▶ Task
Set the records down again. Match every line exactly.

= Beginning of Section =

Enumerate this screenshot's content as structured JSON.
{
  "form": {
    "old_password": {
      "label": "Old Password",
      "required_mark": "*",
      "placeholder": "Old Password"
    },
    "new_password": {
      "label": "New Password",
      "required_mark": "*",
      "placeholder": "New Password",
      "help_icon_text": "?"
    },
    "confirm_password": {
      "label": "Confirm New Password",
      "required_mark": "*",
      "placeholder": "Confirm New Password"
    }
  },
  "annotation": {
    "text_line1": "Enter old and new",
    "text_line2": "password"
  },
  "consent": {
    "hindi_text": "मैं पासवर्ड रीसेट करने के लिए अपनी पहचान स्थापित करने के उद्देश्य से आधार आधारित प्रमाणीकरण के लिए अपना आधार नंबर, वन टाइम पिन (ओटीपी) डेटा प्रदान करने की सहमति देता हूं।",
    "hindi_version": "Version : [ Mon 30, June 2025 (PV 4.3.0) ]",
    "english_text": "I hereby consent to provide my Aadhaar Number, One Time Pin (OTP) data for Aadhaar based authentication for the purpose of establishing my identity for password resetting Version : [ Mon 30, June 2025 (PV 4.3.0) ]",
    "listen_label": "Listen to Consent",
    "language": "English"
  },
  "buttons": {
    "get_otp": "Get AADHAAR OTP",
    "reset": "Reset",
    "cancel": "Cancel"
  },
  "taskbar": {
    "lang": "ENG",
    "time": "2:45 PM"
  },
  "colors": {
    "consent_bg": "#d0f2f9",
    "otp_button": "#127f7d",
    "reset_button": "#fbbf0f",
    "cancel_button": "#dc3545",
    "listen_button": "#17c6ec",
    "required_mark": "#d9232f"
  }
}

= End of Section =

▶ Answer for the task
Enumerate this screenshot's content as structured JSON.
{
  "form": {
    "old_password": {
      "label": "Old Password",
      "required_mark": "*",
      "placeholder": "Old Password"
    },
    "new_password": {
      "label": "New Password",
      "required_mark": "*",
      "placeholder": "New Password",
      "help_icon_text": "?"
    },
    "confirm_password": {
      "label": "Confirm New Password",
      "required_mark": "*",
      "placeholder": "Confirm New Password"
    }
  },
  "annotation": {
    "text_line1": "Enter old and new",
    "text_line2": "password"
  },
  "consent": {
    "hindi_text": "मैं पासवर्ड रीसेट करने के लिए अपनी पहचान स्थापित करने के उद्देश्य से आधार आधारित प्रमाणीकरण के लिए अपना आधार नंबर, वन टाइम पिन (ओटीपी) डेटा प्रदान करने की सहमति देता हूं।",
    "hindi_version": "Version : [ Mon 30, June 2025 (PV 4.3.0) ]",
    "english_text": "I hereby consent to provide my Aadhaar Number, One Time Pin (OTP) data for Aadhaar based authentication for the purpose of establishing my identity for password resetting Version : [ Mon 30, June 2025 (PV 4.3.0) ]",
    "listen_label": "Listen to Consent",
    "language": "English"
  },
  "buttons": {
    "get_otp": "Get AADHAAR OTP",
    "reset": "Reset",
    "cancel": "Cancel"
  },
  "taskbar": {
    "lang": "ENG",
    "time": "2:45 PM"
  },
  "colors": {
    "consent_bg": "#d0f2f9",
    "otp_button": "#127f7d",
    "reset_button": "#fbbf0f",
    "cancel_button": "#dc3545",
    "listen_button": "#17c6ec",
    "required_mark": "#d9232f"
  }
}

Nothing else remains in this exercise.